While series 1 was more compelling, series 2 had the advantage of getting beyond an origin story. As a whole it was more episodic and didn’t always juggle the demands of multiple story lines. By including The Punisher as a character, the show did make some attempt to question the dubious ethics of the beat-up-criminals-for-information approach of the main character. I say ‘question’ but an answer was not really forthcoming. Instead, the main enemy became supernatural ninjas and criminal gangs became more of a side threat (or at times people who needed protecting from being murdered). Also, a show about lawyers actually had some court scenes – they didn’t make much sense but at least they happened.
4. Agent Carter (series 1)
Best at: setting and originality, a great sense of fun
Best character: Peggy Carter
The show most closely connected to a Marvel film, Agent Carter followed Peggy Carter from the first Captain America film to her immediate post-war career in New York.

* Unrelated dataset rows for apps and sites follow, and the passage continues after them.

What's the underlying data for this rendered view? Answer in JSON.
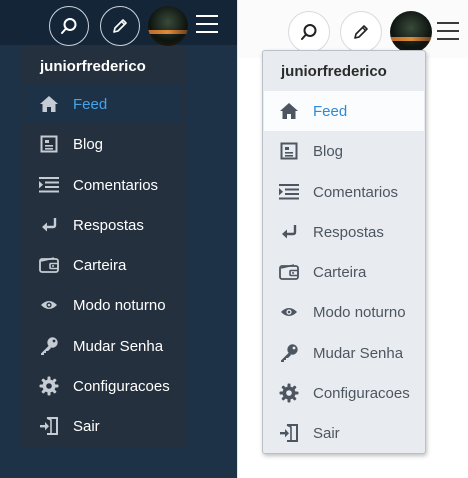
{
  "colors": {
    "dark_bg": "#1d3246",
    "dark_topbar": "#152538",
    "dark_menu_bg": "#25303e",
    "dark_active_text": "#46a3ea",
    "light_menu_bg": "#e8ecf0",
    "light_active_text": "#2e8ad6",
    "light_text": "#4d5660"
  },
  "themes": {
    "dark": {
      "username": "juniorfrederico",
      "items": [
        {
          "label": "Feed",
          "icon": "home-icon",
          "active": true
        },
        {
          "label": "Blog",
          "icon": "document-icon",
          "active": false
        },
        {
          "label": "Comentarios",
          "icon": "list-icon",
          "active": false
        },
        {
          "label": "Respostas",
          "icon": "reply-icon",
          "active": false
        },
        {
          "label": "Carteira",
          "icon": "wallet-icon",
          "active": false
        },
        {
          "label": "Modo noturno",
          "icon": "eye-icon",
          "active": false
        },
        {
          "label": "Mudar Senha",
          "icon": "key-icon",
          "active": false
        },
        {
          "label": "Configuracoes",
          "icon": "gear-icon",
          "active": false
        },
        {
          "label": "Sair",
          "icon": "logout-icon",
          "active": false
        }
      ]
    },
    "light": {
      "username": "juniorfrederico",
      "items": [
        {
          "label": "Feed",
          "icon": "home-icon",
          "active": true
        },
        {
          "label": "Blog",
          "icon": "document-icon",
          "active": false
        },
        {
          "label": "Comentarios",
          "icon": "list-icon",
          "active": false
        },
        {
          "label": "Respostas",
          "icon": "reply-icon",
          "active": false
        },
        {
          "label": "Carteira",
          "icon": "wallet-icon",
          "active": false
        },
        {
          "label": "Modo noturno",
          "icon": "eye-icon",
          "active": false
        },
        {
          "label": "Mudar Senha",
          "icon": "key-icon",
          "active": false
        },
        {
          "label": "Configuracoes",
          "icon": "gear-icon",
          "active": false
        },
        {
          "label": "Sair",
          "icon": "logout-icon",
          "active": false
        }
      ]
    }
  }
}
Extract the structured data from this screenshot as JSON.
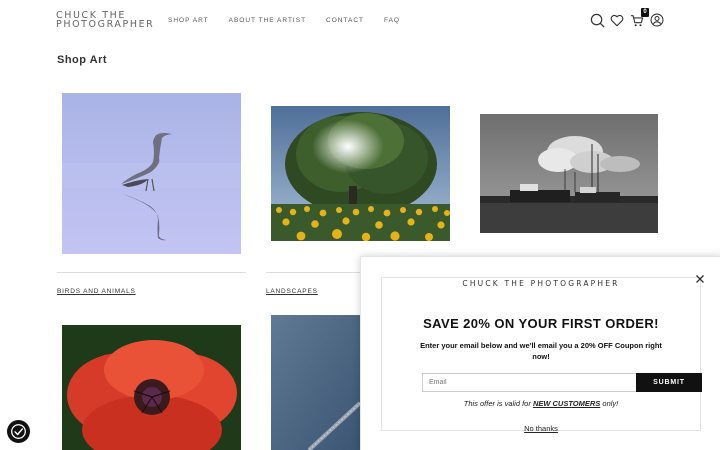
{
  "header": {
    "logo_line1": "CHUCK THE",
    "logo_line2": "PHOTOGRAPHER",
    "nav": [
      "SHOP ART",
      "ABOUT THE ARTIST",
      "CONTACT",
      "FAQ"
    ],
    "icons": [
      "search-icon",
      "heart-icon",
      "cart-icon",
      "account-icon"
    ],
    "cart_count": "0"
  },
  "page": {
    "title": "Shop Art"
  },
  "gallery": {
    "tiles": [
      {
        "label": "BIRDS AND ANIMALS",
        "image": "heron-photo"
      },
      {
        "label": "LANDSCAPES",
        "image": "sunflower-tree-photo"
      },
      {
        "label": "",
        "image": "harbor-boats-photo"
      },
      {
        "label": "",
        "image": "red-poppy-photo"
      },
      {
        "label": "",
        "image": "blue-abstract-photo"
      }
    ]
  },
  "popup": {
    "brand": "CHUCK THE PHOTOGRAPHER",
    "headline": "SAVE 20% ON YOUR FIRST ORDER!",
    "subtext": "Enter your email below and we'll email you a 20% OFF Coupon right now!",
    "email_placeholder": "Email",
    "submit_label": "SUBMIT",
    "offer_prefix": "This offer is valid for ",
    "offer_highlight": "NEW CUSTOMERS",
    "offer_suffix": " only!",
    "decline_label": "No thanks"
  },
  "colors": {
    "text": "#333333",
    "button": "#111111",
    "rule": "#dddddd"
  }
}
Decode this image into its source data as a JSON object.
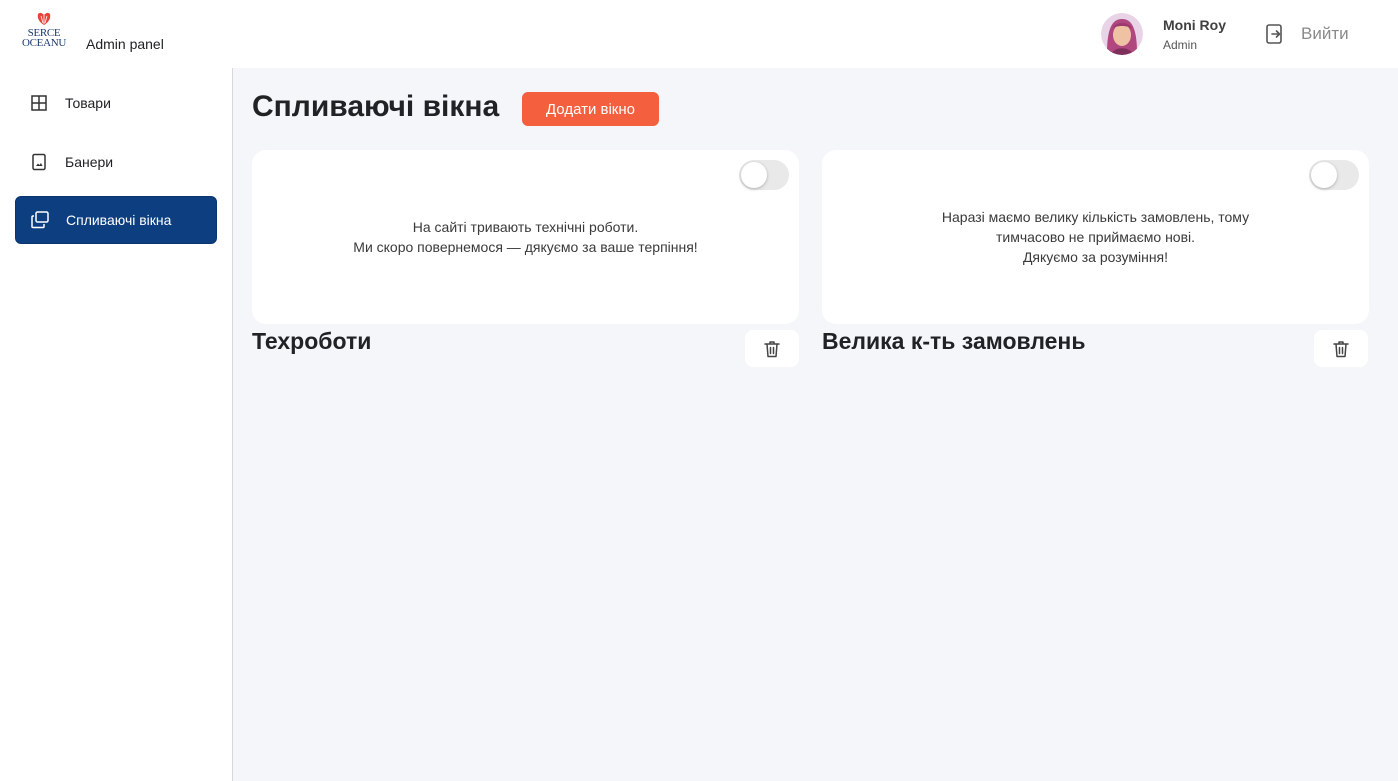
{
  "header": {
    "logo_text_line1": "SERCE",
    "logo_text_line2": "OCEANU",
    "panel_label": "Admin panel",
    "user": {
      "name": "Moni Roy",
      "role": "Admin"
    },
    "logout_label": "Вийти"
  },
  "sidebar": {
    "items": [
      {
        "label": "Товари",
        "icon": "grid-icon",
        "active": false
      },
      {
        "label": "Банери",
        "icon": "image-icon",
        "active": false
      },
      {
        "label": "Спливаючі вікна",
        "icon": "windows-icon",
        "active": true
      }
    ]
  },
  "main": {
    "title": "Спливаючі вікна",
    "add_button_label": "Додати вікно",
    "popups": [
      {
        "name": "Техроботи",
        "enabled": false,
        "lines": [
          "На сайті тривають технічні роботи.",
          "Ми скоро повернемося — дякуємо за ваше терпіння!"
        ]
      },
      {
        "name": "Велика к-ть замовлень",
        "enabled": false,
        "lines": [
          "Наразі маємо велику кількість замовлень, тому",
          "тимчасово не приймаємо нові.",
          "Дякуємо за розуміння!"
        ]
      }
    ]
  },
  "colors": {
    "accent": "#f45f3e",
    "active_nav": "#0d3f80",
    "background": "#f5f6fa",
    "logo_red": "#e8433a",
    "logo_blue": "#1d3a6b"
  }
}
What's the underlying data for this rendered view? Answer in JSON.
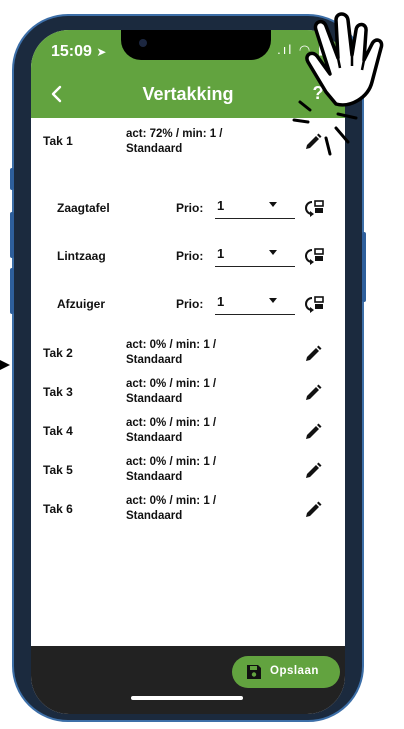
{
  "status_bar": {
    "time": "15:09",
    "signal": ".ıl",
    "wifi": "wifi",
    "battery": "battery"
  },
  "header": {
    "title": "Vertakking",
    "back_icon": "chevron-left-icon",
    "help_label": "?"
  },
  "taks": [
    {
      "name": "Tak 1",
      "status_line1": "act: 72% / min: 1 /",
      "status_line2": "Standaard"
    },
    {
      "name": "Tak 2",
      "status_line1": "act: 0% / min: 1 /",
      "status_line2": "Standaard"
    },
    {
      "name": "Tak 3",
      "status_line1": "act: 0% / min: 1 /",
      "status_line2": "Standaard"
    },
    {
      "name": "Tak 4",
      "status_line1": "act: 0% / min: 1 /",
      "status_line2": "Standaard"
    },
    {
      "name": "Tak 5",
      "status_line1": "act: 0% / min: 1 /",
      "status_line2": "Standaard"
    },
    {
      "name": "Tak 6",
      "status_line1": "act: 0% / min: 1 /",
      "status_line2": "Standaard"
    }
  ],
  "sub_items": [
    {
      "name": "Zaagtafel",
      "prio_label": "Prio:",
      "prio_value": "1"
    },
    {
      "name": "Lintzaag",
      "prio_label": "Prio:",
      "prio_value": "1"
    },
    {
      "name": "Afzuiger",
      "prio_label": "Prio:",
      "prio_value": "1"
    }
  ],
  "footer": {
    "save_label": "Opslaan"
  },
  "colors": {
    "accent": "#62a33f",
    "footer": "#222222",
    "frame": "#3d6fa8"
  }
}
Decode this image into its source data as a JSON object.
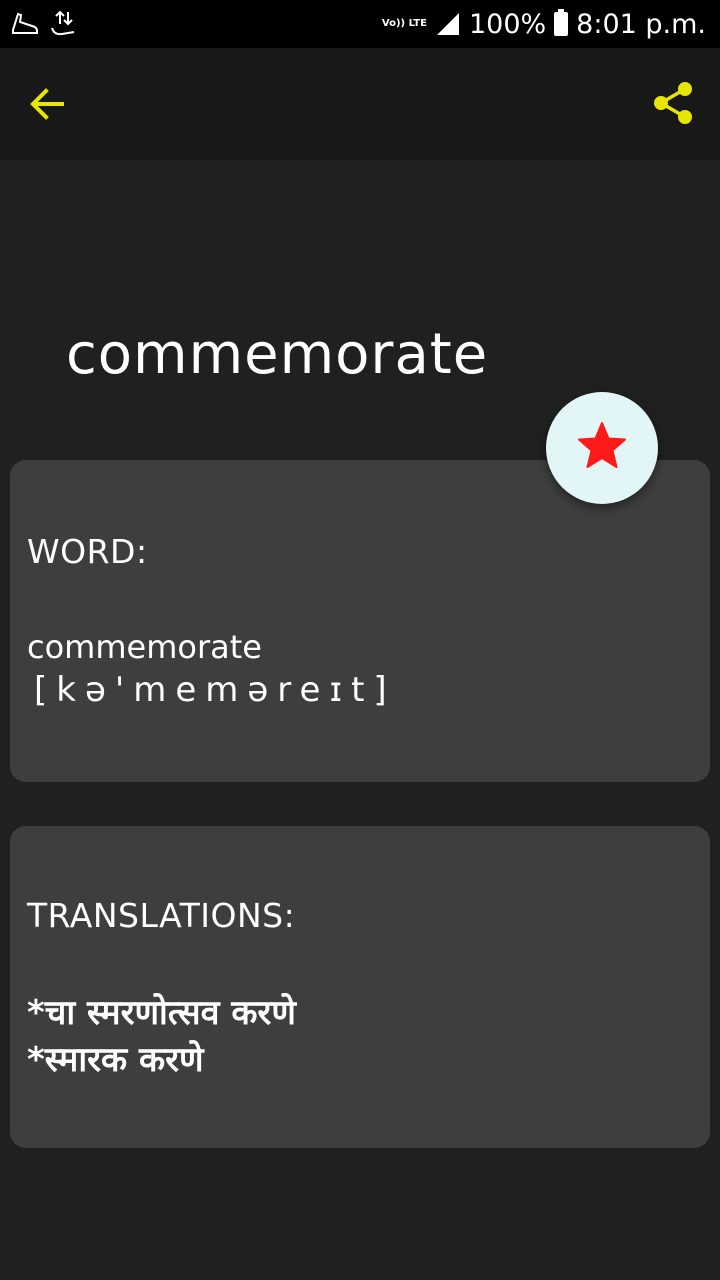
{
  "status_bar": {
    "network_label": "Vo)) LTE",
    "battery": "100%",
    "time": "8:01 p.m."
  },
  "colors": {
    "accent": "#e6e600",
    "background": "#202020",
    "appbar": "#181818",
    "card": "#3e3e3e",
    "fab": "#e3f6f7",
    "star": "#ff1a1a"
  },
  "icons": {
    "back": "arrow-left-icon",
    "share": "share-icon",
    "favorite": "star-icon"
  },
  "word": {
    "title": "commemorate"
  },
  "word_card": {
    "heading": "WORD:",
    "word": "commemorate",
    "phonetic": "[kə'meməreɪt]"
  },
  "translations_card": {
    "heading": "TRANSLATIONS:",
    "items": [
      "*चा स्मरणोत्सव करणे",
      "*स्मारक करणे"
    ]
  }
}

I found the multiple attempts to tie it back to the first Captain America film annoying, mainly because it forced Peggy Carter to be defined by Captain America. As the show progressed either the writers understood that the show worked better without those constant reminders or spotted that thematically the show was about a woman being recognized for her own skills and capabilities.
3. Daredevil (series 1)
Best at: fighting, trying out a more serious toned superhero story
Best character: Wilson Fisk
A violent and ethically dubious show but compelling and well acted. All of the Netflix shows rely on a 1970s/1980s vibe, both for the sense of urban decay and vigilante justice. That is a very odd thing to build nostalgia for but there you go, I enjoyed Frank Miller comics in the past and crime-fighting superheros make very little sense without the Frank-Milleresque proto-fascist view of a society collapsing due to a lack of order and a need for more nitezchean supermen to impose it. The clever, clever trick of the show was to cast Vincent D’Onforio as Wilson Fisk and create a genuinely deep portrayal of a criminal mastermind. Both the Kingpin and Daredevil are people who have been brutalised in the proper sense of the word: made brutal. The show doesn’t entirely commit to the parallels or really suggest that Daredevil’s actions are inherently wrong but creates an element of doubt around them.
2. Agent Carter (series 2)
Best at: setting, costumes, fun
Best character: Whitney Frost
Opinions may differ but I enjoyed the second series more than the first, mainly because it felt more confident in its own premise and trusted the audience to accept Peggy Carter as a lead character in her own right. The Los Angeles setting was an excellent idea, allowing for a post-war setting but with a more colourful world. The story line was as bonkers as it should be.
1. Jessica Jones (series 1)
Best at: snarky humour, committing to its themes
Best character: Jessica Jones
It is dangerously easy to focus on David Tennant’s performance as the mind-controlling villain Killgrave but the heart of the show was Krysten Ritter as Jones. Easily the most compelling story line of all of the shows, there was minimal padding or red herrings. In addition, it never shied away from its wider theme of abusive and toxic relationships, and without belabouring the point picked up on that theme from multiple perspectives beyond the horror of Killgrave himself.